ARTHUR WATUULO, a graduate of Information Technology from Uganda Christian University, tells how the love for playing music instruments led to his salvation. The UCU call centre manager recently narrated to The Standard his great passion for musical instruments.

Wadulo
Watuuro strokes a guitar at a function (Courtesy Photo)

Born on April 04, 1991 to Dr Richard and Mrs Lydia Watuulo in Mbale District, Watuulo attended Nabumali Primary School.

“While in Primary Two I joined the choir. Then I went from singing to playing the xylophone, which was my favourite childhood instrument. I loved music so much that I failed a class because I attended all the practices, and participated in all concerts and competitions at the expense of my academics,” he said.

“However, I became an asset to my school because I always won competitions. At home, we were blessed with a neighbour that taught piano so in Primary Five, I took up piano lessons.”

He said that during his O-level studies at Nabumali High School, his passion for musical instruments grew.

“As fate would have it, the school purchased music instruments the year I joined. A condition was set that for one to be in charge of the instruments, one had to be born-again. Driven by my obsession, I became born-again and was put in charge.” 

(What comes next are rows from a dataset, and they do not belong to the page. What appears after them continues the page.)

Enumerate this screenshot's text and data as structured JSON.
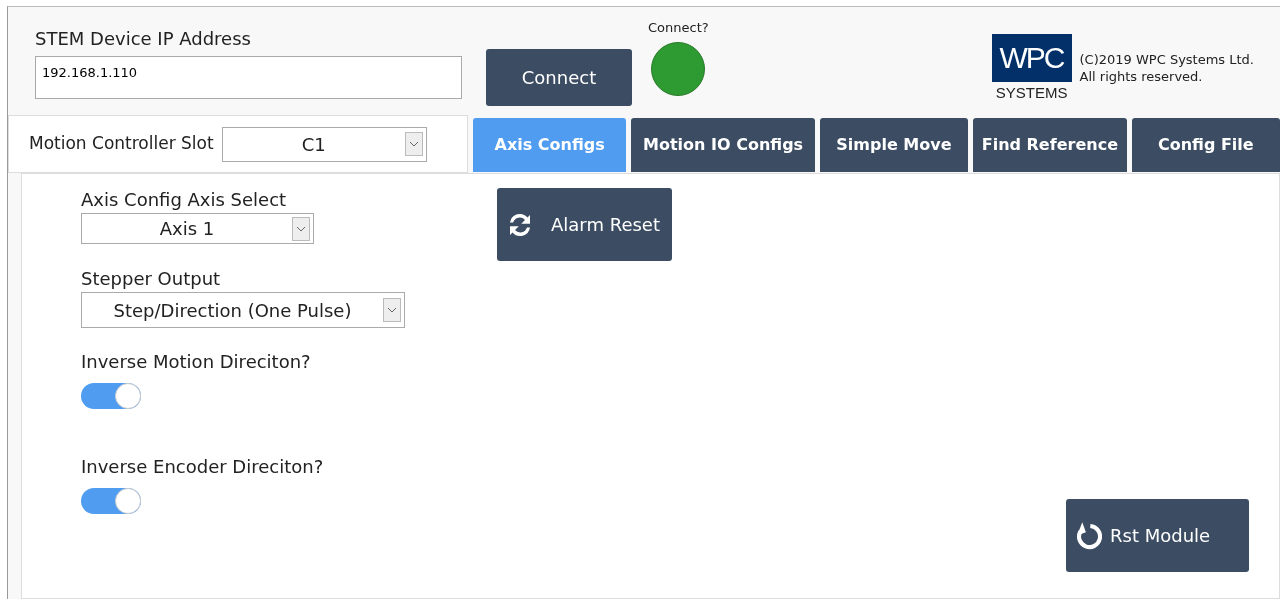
{
  "header": {
    "ip_label": "STEM Device IP Address",
    "ip_value": "192.168.1.110",
    "connect_button": "Connect",
    "status_label": "Connect?",
    "connected": true,
    "logo": {
      "mark": "WPC",
      "word": "SYSTEMS"
    },
    "copyright": [
      "(C)2019 WPC Systems Ltd.",
      "All rights reserved."
    ]
  },
  "slot": {
    "label": "Motion Controller Slot",
    "value": "C1"
  },
  "tabs": [
    {
      "label": "Axis Configs",
      "selected": true
    },
    {
      "label": "Motion IO Configs",
      "selected": false
    },
    {
      "label": "Simple Move",
      "selected": false
    },
    {
      "label": "Find Reference",
      "selected": false
    },
    {
      "label": "Config File",
      "selected": false
    }
  ],
  "form": {
    "axis_label": "Axis Config Axis Select",
    "axis_value": "Axis 1",
    "stepper_label": "Stepper Output",
    "stepper_value": "Step/Direction (One Pulse)",
    "toggles": [
      {
        "label": "Inverse Motion Direciton?",
        "on": true
      },
      {
        "label": "Inverse Encoder Direciton?",
        "on": true
      }
    ]
  },
  "alarm_button": "Alarm Reset",
  "reset_button": "Rst Module"
}
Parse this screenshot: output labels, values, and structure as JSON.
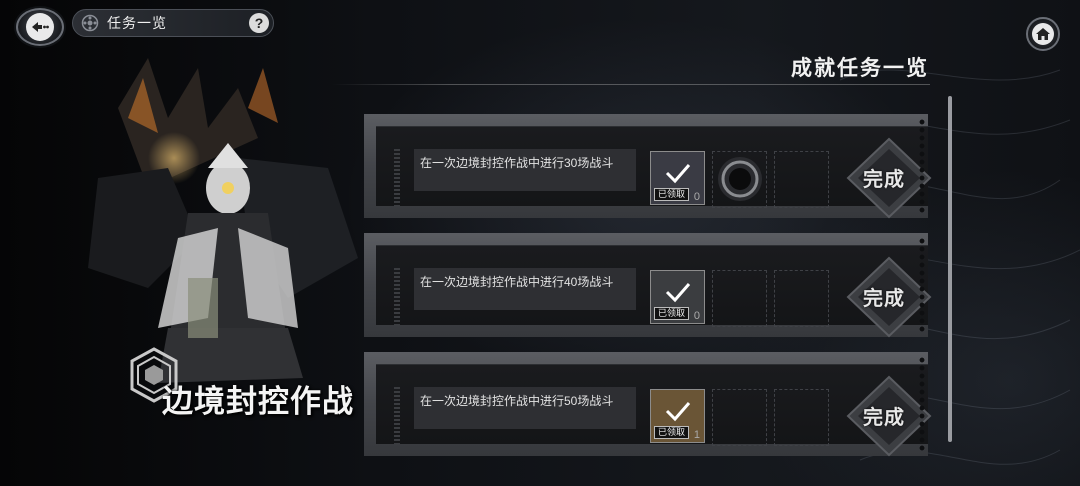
{
  "header": {
    "title": "任务一览",
    "help_label": "?"
  },
  "event": {
    "name": "边境封控作战"
  },
  "panel": {
    "title": "成就任务一览"
  },
  "tasks": [
    {
      "description": "在一次边境封控作战中进行30场战斗",
      "status_label": "已领取",
      "reward_count": "0",
      "complete_label": "完成",
      "reward_color": "#3a3b44",
      "extra_reward": "dark-ring-icon"
    },
    {
      "description": "在一次边境封控作战中进行40场战斗",
      "status_label": "已领取",
      "reward_count": "0",
      "complete_label": "完成",
      "reward_color": "#3b3d40"
    },
    {
      "description": "在一次边境封控作战中进行50场战斗",
      "status_label": "已领取",
      "reward_count": "1",
      "complete_label": "完成",
      "reward_color": "#6a5536"
    }
  ],
  "colors": {
    "accent": "#f2f2f2",
    "card": "#43454a",
    "background": "#0e1014"
  }
}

“Being born-again did not mean anything to me, it was only a ticket to access and play instruments anytime. However, God had a better plan of transforming and molding me into a minister that would serve His people in spirit and in truth. Later when the Anglican Youth Fellowship (AYF) Band visited our school, I made a true confession to salvation.”

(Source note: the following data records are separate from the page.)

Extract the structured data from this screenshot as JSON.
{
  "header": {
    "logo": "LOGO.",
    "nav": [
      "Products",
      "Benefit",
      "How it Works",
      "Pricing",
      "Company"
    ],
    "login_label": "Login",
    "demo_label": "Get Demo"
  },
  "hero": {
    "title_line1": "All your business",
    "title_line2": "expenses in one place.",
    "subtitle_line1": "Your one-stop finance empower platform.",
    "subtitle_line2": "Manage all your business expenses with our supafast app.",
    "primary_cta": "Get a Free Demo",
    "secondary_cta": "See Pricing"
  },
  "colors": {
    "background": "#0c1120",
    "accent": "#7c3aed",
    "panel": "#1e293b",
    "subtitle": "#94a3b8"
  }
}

Watuulo says that when he joined Mengo Senior School, his hero status was challenged by those who played the musical instruments much better than he did.

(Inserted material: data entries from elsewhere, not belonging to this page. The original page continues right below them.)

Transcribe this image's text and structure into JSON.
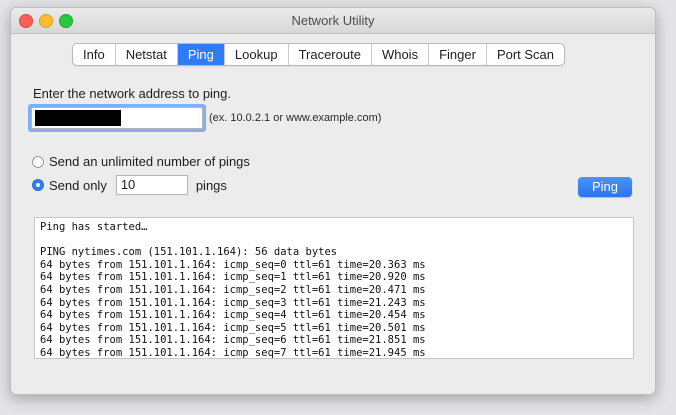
{
  "window": {
    "title": "Network Utility"
  },
  "tabs": [
    {
      "label": "Info",
      "active": false
    },
    {
      "label": "Netstat",
      "active": false
    },
    {
      "label": "Ping",
      "active": true
    },
    {
      "label": "Lookup",
      "active": false
    },
    {
      "label": "Traceroute",
      "active": false
    },
    {
      "label": "Whois",
      "active": false
    },
    {
      "label": "Finger",
      "active": false
    },
    {
      "label": "Port Scan",
      "active": false
    }
  ],
  "ping": {
    "prompt": "Enter the network address to ping.",
    "address_value": "",
    "address_hint": "(ex. 10.0.2.1 or www.example.com)",
    "option_unlimited": "Send an unlimited number of pings",
    "option_send_only": "Send only",
    "count_value": "10",
    "count_suffix": "pings",
    "button_label": "Ping",
    "selected_option": "send_only"
  },
  "output": {
    "lines": [
      "Ping has started…",
      "",
      "PING nytimes.com (151.101.1.164): 56 data bytes",
      "64 bytes from 151.101.1.164: icmp_seq=0 ttl=61 time=20.363 ms",
      "64 bytes from 151.101.1.164: icmp_seq=1 ttl=61 time=20.920 ms",
      "64 bytes from 151.101.1.164: icmp_seq=2 ttl=61 time=20.471 ms",
      "64 bytes from 151.101.1.164: icmp_seq=3 ttl=61 time=21.243 ms",
      "64 bytes from 151.101.1.164: icmp_seq=4 ttl=61 time=20.454 ms",
      "64 bytes from 151.101.1.164: icmp_seq=5 ttl=61 time=20.501 ms",
      "64 bytes from 151.101.1.164: icmp_seq=6 ttl=61 time=21.851 ms",
      "64 bytes from 151.101.1.164: icmp_seq=7 ttl=61 time=21.945 ms"
    ]
  },
  "colors": {
    "accent": "#2f7cf6",
    "close": "#fe5f57",
    "minimize": "#febc2e",
    "maximize": "#28c840"
  }
}
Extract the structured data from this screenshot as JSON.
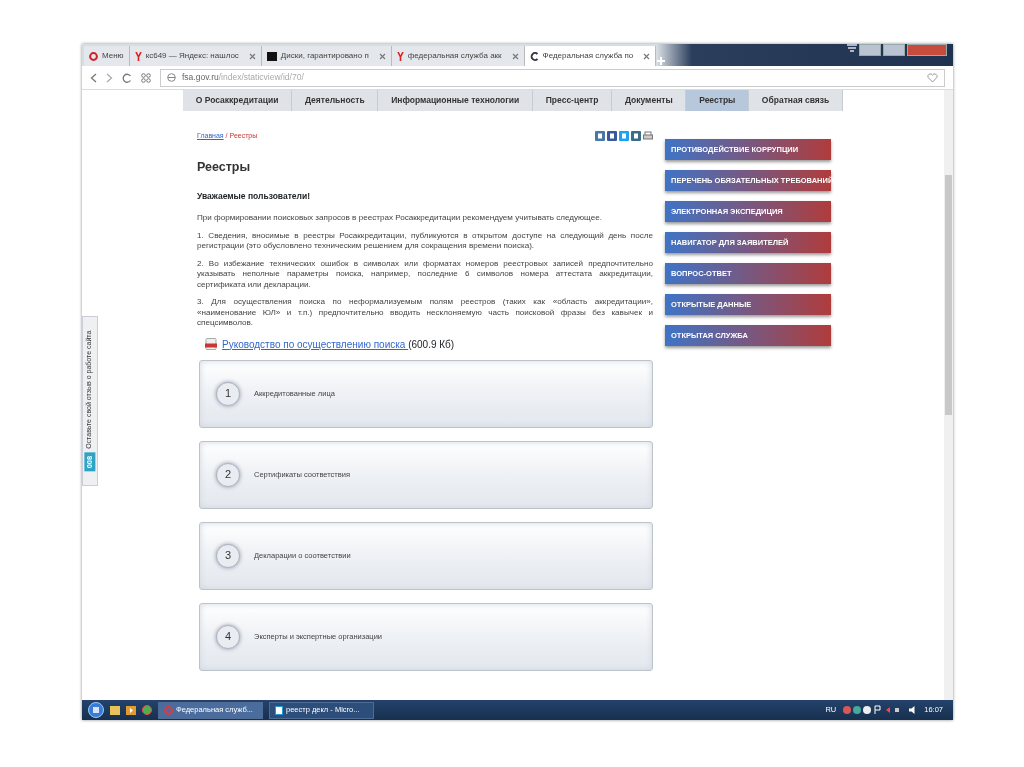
{
  "browser": {
    "tabs": [
      {
        "label": "Меню",
        "kind": "menu",
        "selected": false
      },
      {
        "label": "кс649 — Яндекс: нашлос",
        "kind": "yandex",
        "selected": false
      },
      {
        "label": "Диски, гарантировано п",
        "kind": "black",
        "selected": false
      },
      {
        "label": "федеральная служба акк",
        "kind": "yandex",
        "selected": false
      },
      {
        "label": "Федеральная служба по",
        "kind": "site",
        "selected": true
      }
    ],
    "address_host": "fsa.gov.ru",
    "address_path": "/index/staticview/id/70/"
  },
  "site": {
    "nav": [
      {
        "label": "О Росаккредитации",
        "selected": false
      },
      {
        "label": "Деятельность",
        "selected": false
      },
      {
        "label": "Информационные технологии",
        "selected": false
      },
      {
        "label": "Пресс-центр",
        "selected": false
      },
      {
        "label": "Документы",
        "selected": false
      },
      {
        "label": "Реестры",
        "selected": true
      },
      {
        "label": "Обратная связь",
        "selected": false
      }
    ],
    "breadcrumb": {
      "link": "Главная",
      "separator": "/",
      "current": "Реестры"
    },
    "title": "Реестры",
    "greeting": "Уважаемые пользователи!",
    "paragraphs": [
      "При формировании поисковых запросов в реестрах Росаккредитации рекомендуем  учитывать следующее.",
      "1. Сведения, вносимые в реестры Росаккредитации, публикуются в открытом доступе на следующий день после регистрации (это обусловлено техническим решением для сокращения времени поиска).",
      "2. Во избежание технических ошибок в символах или форматах номеров реестровых записей предпочтительно указывать неполные параметры поиска, например, последние 6 символов номера аттестата аккредитации, сертификата или декларации.",
      "3. Для осуществления поиска по неформализуемым полям реестров (таких как «область аккредитации», «наименование ЮЛ» и т.п.) предпочтительно вводить несклоняемую часть поисковой фразы без кавычек и спецсимволов."
    ],
    "document": {
      "link": "Руководство по осуществлению поиска ",
      "size": "(600.9 Кб)"
    },
    "registries": [
      {
        "number": "1",
        "label": "Аккредитованные лица"
      },
      {
        "number": "2",
        "label": "Сертификаты соответствия"
      },
      {
        "number": "3",
        "label": "Декларации о соответствии"
      },
      {
        "number": "4",
        "label": "Эксперты и экспертные организации"
      }
    ],
    "side_links": [
      "ПРОТИВОДЕЙСТВИЕ КОРРУПЦИИ",
      "ПЕРЕЧЕНЬ ОБЯЗАТЕЛЬНЫХ ТРЕБОВАНИЙ",
      "ЭЛЕКТРОННАЯ ЭКСПЕДИЦИЯ",
      "НАВИГАТОР ДЛЯ ЗАЯВИТЕЛЕЙ",
      "ВОПРОС-ОТВЕТ",
      "ОТКРЫТЫЕ ДАННЫЕ",
      "ОТКРЫТАЯ СЛУЖБА"
    ]
  },
  "feedback": {
    "count": "008",
    "label": "Оставьте свой отзыв о работе сайта"
  },
  "taskbar": {
    "windows": [
      {
        "label": "Федеральная служб...",
        "kind": "browser",
        "selected": true
      },
      {
        "label": "реестр декл - Micro...",
        "kind": "document",
        "selected": false
      }
    ],
    "language": "RU",
    "time": "16:07"
  }
}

“I got jealous and decided to join them and learn how to play like they did and better. Our trainer, Daniel Sempereza who was the music director at UCU then, noticed me in high school and connected me to the UCU band while I was studying in Senior Six. So by the time I joined UCU I had the confidence and connections.”

Exposure to the band enabled him to play professionally and he was equipped with the discipline of playing for ministry.

“Soon I was training whoever was interested in learning how to play instruments. Very many high class people call me to train their children and these relationships have humbled me. Alongside other duties, I am working with Pastor Wilson Bugembe; and I am daily encouraged to do what I love.”

Watuulo said that his dream is to reach greater heights and even play with Israel Houghton.

He added that he enjoys playing the keyboard, organ, bass guitar, acoustic guitar, recorder, the xylophone and drums, but the piano is his favourite.

“When I sit down to play the piano, I get lost in awe. The accomplishment is due to both skill, and anointing. When going into battle, you have to be prepared, thus the way one plays an instrument for ministry should not be the same way that one plays in a club or bar. People come to church with different problems, and your skill should enable them receive healing and relaxation.” 

Playing instruments has helped Watuulo raise capital for another business: setting up a video game centre. He set up a video game station in Mukono, which accommodates 12 people. His goal is to raise this to 50 or 100 play stations.

His future plans include starting a band and setting up a professional music studio.

“Currently though, I perform in churches, functions and parties with the Elgon Groove Band. But I will not stop until I get to where I want to be.

Advertisements